"Basically you tweet out a link to the paper that you need, with the hashtag and then your email address," she told BBC Trending radio. "And someone will respond to your email and send it to you."
This was the guidance given in a recent BBC post by Andrea Kuszewski for researchers who are unable to access PDFs of journal articles they need for their work because of paywalls. The price tag for research has become a increasing challenge for academics and for libraries who are almost universally struggling to continue to provide access to the research needed by students and faculty - not to mention persons or organizations unlucky enough to be sitting outside of the walls of an academic institution. The problem with sharing this content openly in this way is that users are violating the publishers copyright, meaning researchers and students are putting themselves in harms way to ensure that they can access the research they need.
How did we arrive in this situation in the first place? After all, university research is largely publicly funded, conducted by academics as part of the regular duties, peer-reviewed by academics again as part of their regular duties, and journal editoral boards again are generally composed of academics. But publishers who own the journals require that authors transfer their copyright to them upon acceptance. Once that happens, the scholarly community loses control over that content. All legal access must proceed through the terms and conditions set out by the publisher - usually at a steep price. However there is another way to level the playing field.

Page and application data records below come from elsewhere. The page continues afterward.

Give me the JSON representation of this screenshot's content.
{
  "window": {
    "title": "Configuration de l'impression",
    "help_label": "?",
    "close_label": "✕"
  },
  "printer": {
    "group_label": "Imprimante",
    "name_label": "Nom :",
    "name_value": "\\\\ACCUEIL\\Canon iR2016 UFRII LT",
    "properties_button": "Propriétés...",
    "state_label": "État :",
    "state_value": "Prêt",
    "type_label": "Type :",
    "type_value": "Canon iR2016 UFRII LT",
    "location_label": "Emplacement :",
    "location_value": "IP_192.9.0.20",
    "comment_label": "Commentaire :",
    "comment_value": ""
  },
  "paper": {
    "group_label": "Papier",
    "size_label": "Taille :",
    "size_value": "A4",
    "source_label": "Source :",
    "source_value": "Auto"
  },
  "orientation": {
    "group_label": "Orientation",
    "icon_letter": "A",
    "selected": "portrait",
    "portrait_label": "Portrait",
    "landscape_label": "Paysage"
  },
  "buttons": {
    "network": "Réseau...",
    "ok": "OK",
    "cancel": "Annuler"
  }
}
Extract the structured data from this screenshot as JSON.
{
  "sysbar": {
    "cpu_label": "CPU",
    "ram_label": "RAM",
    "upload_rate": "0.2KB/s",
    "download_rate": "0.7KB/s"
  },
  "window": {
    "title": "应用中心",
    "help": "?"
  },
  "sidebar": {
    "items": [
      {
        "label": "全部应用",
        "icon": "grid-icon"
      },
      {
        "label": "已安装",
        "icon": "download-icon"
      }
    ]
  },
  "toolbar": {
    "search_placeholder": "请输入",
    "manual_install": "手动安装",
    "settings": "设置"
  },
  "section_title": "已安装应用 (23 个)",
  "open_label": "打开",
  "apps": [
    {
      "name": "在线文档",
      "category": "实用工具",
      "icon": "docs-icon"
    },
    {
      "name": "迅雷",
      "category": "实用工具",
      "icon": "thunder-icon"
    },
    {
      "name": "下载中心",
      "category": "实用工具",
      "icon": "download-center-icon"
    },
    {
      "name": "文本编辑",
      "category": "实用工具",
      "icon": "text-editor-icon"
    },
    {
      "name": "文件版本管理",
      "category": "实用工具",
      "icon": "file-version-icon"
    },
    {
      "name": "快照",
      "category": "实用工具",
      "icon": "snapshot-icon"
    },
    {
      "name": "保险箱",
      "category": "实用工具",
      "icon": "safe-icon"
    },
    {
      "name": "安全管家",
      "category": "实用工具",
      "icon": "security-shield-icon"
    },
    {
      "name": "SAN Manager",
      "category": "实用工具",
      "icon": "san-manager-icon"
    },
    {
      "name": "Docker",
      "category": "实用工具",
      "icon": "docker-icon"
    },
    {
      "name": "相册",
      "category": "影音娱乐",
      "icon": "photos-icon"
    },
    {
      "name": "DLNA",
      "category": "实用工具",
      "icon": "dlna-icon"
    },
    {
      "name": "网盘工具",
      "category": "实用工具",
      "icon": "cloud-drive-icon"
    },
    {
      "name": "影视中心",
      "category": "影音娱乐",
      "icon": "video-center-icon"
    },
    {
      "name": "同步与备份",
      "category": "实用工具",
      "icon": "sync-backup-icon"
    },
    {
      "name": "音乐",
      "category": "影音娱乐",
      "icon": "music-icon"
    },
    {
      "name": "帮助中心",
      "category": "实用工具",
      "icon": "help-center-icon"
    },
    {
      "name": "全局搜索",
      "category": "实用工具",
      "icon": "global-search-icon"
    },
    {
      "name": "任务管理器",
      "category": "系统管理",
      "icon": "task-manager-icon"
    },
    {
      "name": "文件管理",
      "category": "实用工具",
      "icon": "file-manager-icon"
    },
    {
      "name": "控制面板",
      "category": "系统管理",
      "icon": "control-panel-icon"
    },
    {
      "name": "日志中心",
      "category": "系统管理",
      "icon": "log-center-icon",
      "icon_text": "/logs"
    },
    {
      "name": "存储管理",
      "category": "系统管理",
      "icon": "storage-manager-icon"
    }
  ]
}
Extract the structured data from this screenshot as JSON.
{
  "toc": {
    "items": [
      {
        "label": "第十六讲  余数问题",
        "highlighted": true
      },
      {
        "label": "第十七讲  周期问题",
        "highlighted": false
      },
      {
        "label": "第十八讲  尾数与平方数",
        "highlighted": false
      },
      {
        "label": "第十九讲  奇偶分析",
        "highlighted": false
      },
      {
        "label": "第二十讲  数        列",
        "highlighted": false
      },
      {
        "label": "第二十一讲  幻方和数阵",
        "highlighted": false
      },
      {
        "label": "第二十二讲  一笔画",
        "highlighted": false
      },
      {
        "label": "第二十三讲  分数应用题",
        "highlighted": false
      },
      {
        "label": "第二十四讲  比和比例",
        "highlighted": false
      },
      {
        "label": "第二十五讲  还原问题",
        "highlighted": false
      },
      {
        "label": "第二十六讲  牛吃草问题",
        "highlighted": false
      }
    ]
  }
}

Open Access (OA) scholarly literature is digital, online, free of charge, coupled with the right to use these works fully in the digital environment.

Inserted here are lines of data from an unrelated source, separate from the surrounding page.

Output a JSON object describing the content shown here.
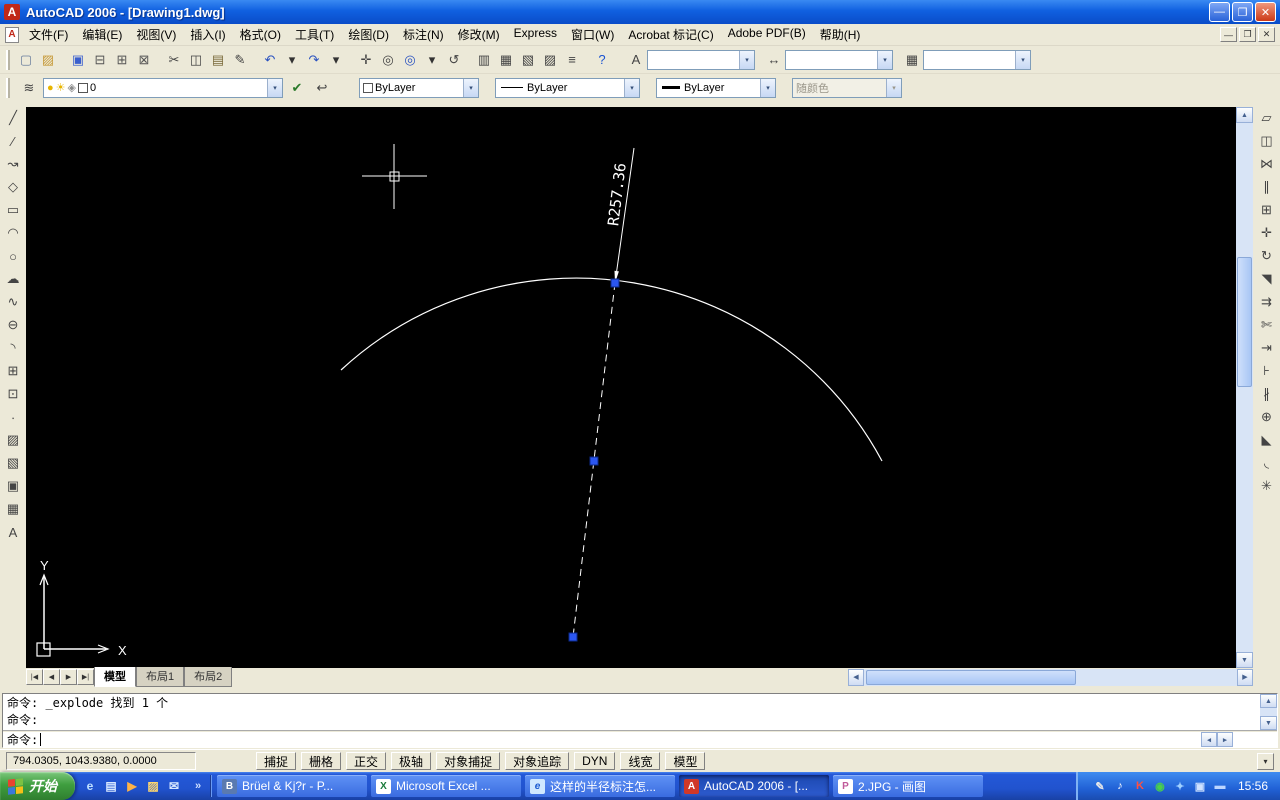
{
  "colors": {
    "titlebar_blue": "#1060e0",
    "canvas_bg": "#000000",
    "grip_blue": "#2b56f0",
    "taskbar_blue": "#2458d8",
    "start_green": "#3f9e3f",
    "toolbar_bg": "#ece9d8"
  },
  "glyphs": {
    "combo_arrow": "▾",
    "up": "▲",
    "down": "▼",
    "left": "◀",
    "right": "▶"
  },
  "titlebar": {
    "icon_letter": "A",
    "title": "AutoCAD 2006 - [Drawing1.dwg]",
    "min_glyph": "—",
    "restore_glyph": "❐",
    "close_glyph": "✕"
  },
  "menubar": {
    "doc_icon_letter": "A",
    "items": [
      {
        "label": "文件(F)"
      },
      {
        "label": "编辑(E)"
      },
      {
        "label": "视图(V)"
      },
      {
        "label": "插入(I)"
      },
      {
        "label": "格式(O)"
      },
      {
        "label": "工具(T)"
      },
      {
        "label": "绘图(D)"
      },
      {
        "label": "标注(N)"
      },
      {
        "label": "修改(M)"
      },
      {
        "label": "Express"
      },
      {
        "label": "窗口(W)"
      },
      {
        "label": "Acrobat 标记(C)"
      },
      {
        "label": "Adobe PDF(B)"
      },
      {
        "label": "帮助(H)"
      }
    ],
    "mdi_min": "—",
    "mdi_restore": "❐",
    "mdi_close": "✕"
  },
  "toolbar_standard": {
    "buttons": [
      {
        "name": "qnew-button",
        "glyph": "▢",
        "color": "#6b7f9e"
      },
      {
        "name": "open-button",
        "glyph": "▨",
        "color": "#c79b3b"
      },
      {
        "name": "save-button",
        "glyph": "▣",
        "color": "#3a5fcd",
        "gap": true
      },
      {
        "name": "plot-button",
        "glyph": "⊟",
        "color": "#555555"
      },
      {
        "name": "plot-preview-button",
        "glyph": "⊞",
        "color": "#555555"
      },
      {
        "name": "publish-button",
        "glyph": "⊠",
        "color": "#555555"
      },
      {
        "name": "cut-button",
        "glyph": "✂",
        "color": "#444444",
        "gap": true
      },
      {
        "name": "copy-button",
        "glyph": "◫",
        "color": "#444444"
      },
      {
        "name": "paste-button",
        "glyph": "▤",
        "color": "#7a6a3a"
      },
      {
        "name": "match-properties-button",
        "glyph": "✎",
        "color": "#444444"
      },
      {
        "name": "undo-button",
        "glyph": "↶",
        "color": "#2a52c0",
        "gap": true
      },
      {
        "name": "undo-dropdown",
        "glyph": "▾",
        "color": "#333333"
      },
      {
        "name": "redo-button",
        "glyph": "↷",
        "color": "#2a52c0"
      },
      {
        "name": "redo-dropdown",
        "glyph": "▾",
        "color": "#333333"
      },
      {
        "name": "pan-button",
        "glyph": "✛",
        "color": "#444444",
        "gap": true
      },
      {
        "name": "zoom-realtime-button",
        "glyph": "◎",
        "color": "#444444"
      },
      {
        "name": "zoom-window-button",
        "glyph": "◎",
        "color": "#2a52c0"
      },
      {
        "name": "zoom-flyout-arrow",
        "glyph": "▾",
        "color": "#333333"
      },
      {
        "name": "zoom-previous-button",
        "glyph": "↺",
        "color": "#444444"
      },
      {
        "name": "properties-button",
        "glyph": "▥",
        "color": "#444444",
        "gap": true
      },
      {
        "name": "designcenter-button",
        "glyph": "▦",
        "color": "#444444"
      },
      {
        "name": "tool-palettes-button",
        "glyph": "▧",
        "color": "#444444"
      },
      {
        "name": "sheet-set-manager-button",
        "glyph": "▨",
        "color": "#444444"
      },
      {
        "name": "quickcalc-button",
        "glyph": "≡",
        "color": "#444444"
      },
      {
        "name": "help-button",
        "glyph": "?",
        "color": "#1b54d2",
        "gap": true
      }
    ]
  },
  "toolbar_styles": {
    "text_icon": "A",
    "dim_icon": "↔",
    "table_icon": "▦",
    "text_value": "",
    "dim_value": "",
    "table_value": ""
  },
  "toolbar_layers": {
    "layers_manager_glyph": "≋",
    "bulb_glyph": "●",
    "sun_glyph": "☀",
    "lock_glyph": "◈",
    "layer_value": "0",
    "make_current_glyph": "✔",
    "layer_previous_glyph": "↩",
    "color_value": "ByLayer",
    "linetype_value": "ByLayer",
    "lineweight_value": "ByLayer",
    "plotstyle_value": "随颜色"
  },
  "draw_toolbar": {
    "buttons": [
      {
        "name": "line-tool",
        "glyph": "╱"
      },
      {
        "name": "construction-line-tool",
        "glyph": "∕"
      },
      {
        "name": "polyline-tool",
        "glyph": "↝"
      },
      {
        "name": "polygon-tool",
        "glyph": "◇"
      },
      {
        "name": "rectangle-tool",
        "glyph": "▭"
      },
      {
        "name": "arc-tool",
        "glyph": "◠"
      },
      {
        "name": "circle-tool",
        "glyph": "○"
      },
      {
        "name": "revcloud-tool",
        "glyph": "☁"
      },
      {
        "name": "spline-tool",
        "glyph": "∿"
      },
      {
        "name": "ellipse-tool",
        "glyph": "⊖"
      },
      {
        "name": "ellipse-arc-tool",
        "glyph": "◝"
      },
      {
        "name": "insert-block-tool",
        "glyph": "⊞"
      },
      {
        "name": "make-block-tool",
        "glyph": "⊡"
      },
      {
        "name": "point-tool",
        "glyph": "∙"
      },
      {
        "name": "hatch-tool",
        "glyph": "▨"
      },
      {
        "name": "gradient-tool",
        "glyph": "▧"
      },
      {
        "name": "region-tool",
        "glyph": "▣"
      },
      {
        "name": "table-tool",
        "glyph": "▦"
      },
      {
        "name": "mtext-tool",
        "glyph": "A"
      }
    ]
  },
  "modify_toolbar": {
    "buttons": [
      {
        "name": "erase-tool",
        "glyph": "▱"
      },
      {
        "name": "copy-tool",
        "glyph": "◫"
      },
      {
        "name": "mirror-tool",
        "glyph": "⋈"
      },
      {
        "name": "offset-tool",
        "glyph": "∥"
      },
      {
        "name": "array-tool",
        "glyph": "⊞"
      },
      {
        "name": "move-tool",
        "glyph": "✛"
      },
      {
        "name": "rotate-tool",
        "glyph": "↻"
      },
      {
        "name": "scale-tool",
        "glyph": "◥"
      },
      {
        "name": "stretch-tool",
        "glyph": "⇉"
      },
      {
        "name": "trim-tool",
        "glyph": "✄"
      },
      {
        "name": "extend-tool",
        "glyph": "⇥"
      },
      {
        "name": "break-at-point-tool",
        "glyph": "⊦"
      },
      {
        "name": "break-tool",
        "glyph": "∦"
      },
      {
        "name": "join-tool",
        "glyph": "⊕"
      },
      {
        "name": "chamfer-tool",
        "glyph": "◣"
      },
      {
        "name": "fillet-tool",
        "glyph": "◟"
      },
      {
        "name": "explode-tool",
        "glyph": "✳"
      }
    ]
  },
  "canvas": {
    "dimension_label": "R257.36",
    "ucs_x": "X",
    "ucs_y": "Y"
  },
  "tabs": {
    "items": [
      "模型",
      "布局1",
      "布局2"
    ],
    "nav": [
      "|◀",
      "◀",
      "▶",
      "▶|"
    ]
  },
  "command": {
    "history": [
      "命令: _explode 找到 1 个",
      "命令:"
    ],
    "prompt": "命令:"
  },
  "statusbar": {
    "coords": "794.0305, 1043.9380, 0.0000",
    "toggles": [
      "捕捉",
      "栅格",
      "正交",
      "极轴",
      "对象捕捉",
      "对象追踪",
      "DYN",
      "线宽",
      "模型"
    ]
  },
  "taskbar": {
    "start_label": "开始",
    "ql_chevron": "»",
    "quicklaunch": [
      {
        "name": "quicklaunch-ie-icon",
        "glyph": "e",
        "color": "#bfe0ff"
      },
      {
        "name": "quicklaunch-show-desktop-icon",
        "glyph": "▤",
        "color": "#d8e8ff"
      },
      {
        "name": "quicklaunch-media-player-icon",
        "glyph": "▶",
        "color": "#ffb347"
      },
      {
        "name": "quicklaunch-folder-icon",
        "glyph": "▨",
        "color": "#ffd76e"
      },
      {
        "name": "quicklaunch-mail-icon",
        "glyph": "✉",
        "color": "#d8e8ff"
      }
    ],
    "tasks": [
      {
        "label": "Brüel & Kj?r - P...",
        "icon_letter": "B"
      },
      {
        "label": "Microsoft Excel ...",
        "icon_letter": "X"
      },
      {
        "label": "这样的半径标注怎...",
        "icon_letter": "e"
      },
      {
        "label": "AutoCAD 2006 - [...",
        "icon_letter": "A"
      },
      {
        "label": "2.JPG - 画图",
        "icon_letter": "P"
      }
    ],
    "tray_icons": [
      {
        "name": "tray-pen-icon",
        "glyph": "✎",
        "color": "#e8e8e8"
      },
      {
        "name": "tray-volume-icon",
        "glyph": "♪",
        "color": "#ffffff"
      },
      {
        "name": "tray-kingsoft-icon",
        "glyph": "K",
        "color": "#ff5040"
      },
      {
        "name": "tray-shield-icon",
        "glyph": "◉",
        "color": "#4ad04a"
      },
      {
        "name": "tray-msn-icon",
        "glyph": "✦",
        "color": "#9fd0ff"
      },
      {
        "name": "tray-display-icon",
        "glyph": "▣",
        "color": "#cfe2ff"
      },
      {
        "name": "tray-network-icon",
        "glyph": "▬",
        "color": "#bcd6ff"
      }
    ],
    "clock": "15:56"
  }
}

Open Access to publicly funded research is becoming a norm in the publishing process. Canada's Tri-Agencies now require that all articles published in connection with research they fund be made available open access within 12 months of publication. This can be accomplished by publishing in a growing number of open access journals that provide immediate OA to everything they publish or by taking advantage of the opportunity to archive a copy of the accepted work in an open access repository like Scholarship at UWindsor. The later enables researchers to publish in familiar non-oa journals. Publishers like Elsevier and Springer have had to modify their policies to provide authors OA article posting rights as a result of growing pressure from universities and governments. In the US the Fair Access to Science and Technology Research Act will introduce similar requirements.
University libraries across the world are also playing a larger role in helping researchers on their campus operate local open access journals by providing web hosting and professional publishing tools and platforms along with support and expertise. If you look across any university campus you will likely find several locally operating scholarly journals being supported by campus resources.
All of this means that the scholarly publishing landscape is changing and that free access to published research on the web without having to push researchers into legally compromising situations is a growing reality. It is also being seamlessly integrated in to your typical search patterns. Many articles that you discover through Google Scholar and other academic search engines sit in open access repositories and journals without the reader realizing it when they download the PDF.
So if you are a researcher, in the majority of cases, there is a way to help be a solution to the problem of access that you face. Take the time to inquire about how you can make your own research available open access.
For more information about the Tri-Agency and Windsor open access policies please visit: http://leddy.uwindsor.ca/tri-council-oa